  • Video: Install a Fence
    Video: Install a Fence
  • Design Inspiration
    Design Inspiration
  • All about Roofing
    All about Roofing
  • Energy-Smart Details
    Energy-Smart Details
  • Master Carpenter Videos
    Master Carpenter Videos
  • 7 Trim Carpentry Secrets
    7 Trim Carpentry Secrets
  • 9 Concrete Countertops Ideas
    9 Concrete Countertops Ideas
  • 7 Small Bathroom Layouts
    7 Small Bathroom Layouts
  • 7 Smart Kitchen Solutions
    7 Smart Kitchen Solutions
  • Magazine Departments
    Magazine Departments
  • Video Series: Tile a Bathroom
    Video Series: Tile a Bathroom
  • Basement Remodeling Tips
    Basement Remodeling Tips
  • Tips & Techniques for Painting
    Tips & Techniques for Painting
  • Clever daily tip in your inbox
    Clever daily tip in your inbox
  • Radiant Heat Comparison
    Radiant Heat Comparison
  • Remodeling Articles
    Remodeling Articles
  • Read FHB on Your iPad
    Read FHB on Your iPad
next

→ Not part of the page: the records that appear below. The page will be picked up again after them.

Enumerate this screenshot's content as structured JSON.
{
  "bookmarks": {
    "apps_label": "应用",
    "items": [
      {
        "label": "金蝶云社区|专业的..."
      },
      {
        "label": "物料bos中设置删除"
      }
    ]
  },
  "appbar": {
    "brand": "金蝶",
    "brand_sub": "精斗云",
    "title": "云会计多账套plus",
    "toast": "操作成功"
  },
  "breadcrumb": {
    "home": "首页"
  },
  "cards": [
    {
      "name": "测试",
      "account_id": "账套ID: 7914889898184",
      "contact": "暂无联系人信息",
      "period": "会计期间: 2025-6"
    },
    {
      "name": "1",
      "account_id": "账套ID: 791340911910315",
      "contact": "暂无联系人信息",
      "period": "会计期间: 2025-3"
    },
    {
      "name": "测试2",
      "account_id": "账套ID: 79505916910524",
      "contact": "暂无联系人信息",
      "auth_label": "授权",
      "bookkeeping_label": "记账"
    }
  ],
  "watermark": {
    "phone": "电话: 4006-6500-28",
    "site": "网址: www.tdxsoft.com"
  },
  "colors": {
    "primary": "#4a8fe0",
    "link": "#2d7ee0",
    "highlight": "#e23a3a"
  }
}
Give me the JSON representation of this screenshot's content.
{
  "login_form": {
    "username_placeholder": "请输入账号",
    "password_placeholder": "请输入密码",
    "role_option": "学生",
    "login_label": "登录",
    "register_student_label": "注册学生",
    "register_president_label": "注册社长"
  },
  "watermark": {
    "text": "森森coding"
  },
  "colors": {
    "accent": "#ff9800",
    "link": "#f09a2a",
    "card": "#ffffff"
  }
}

Control vs. isolation joints in a concrete driveway

Q: What’s the best way to pour a concrete driveway: with expansion joints cut into the concrete after it has cured, or with isolation joints integrated into the forms?





A: Paul Fisette, director of the building-materials and wood-technology program at the University of Massachusetts, replies:  Isolation joints typically are used where different building elements meet, such as where a horizontal slab meets a vertical wall. Control joints, or expansion joints as you call them, are better for driveways.

Control joints are a deliberate plane of weakness placed in the slab, either cut with a concrete saw or formed with a jointer while the concrete is still wet.  Spaced every 10 ft. to 12 ft., control joints don’t go all the way through the concrete; they just extend about one-quarter of the slab’s thickness. As the slab shrinks, it cracks along these predetermined lines (see drawings).

Control joints should transfer loads perpendicular to the surface of the slab. Typically, the cracks that develop as the slab shrinks follow the cement paste in the mix, and the aggregate particles from each side of the crack are still somewhat interlocked or knuckled together. This knuckling provides some load transfer between slab panels so that concentrated loads are not at an edge of a panel. Because they break continuity between panels, isolation joints don’t have the load-sharing capacity of control joints.



From Fine Homebuilding 172, pp. 102 July 1, 2005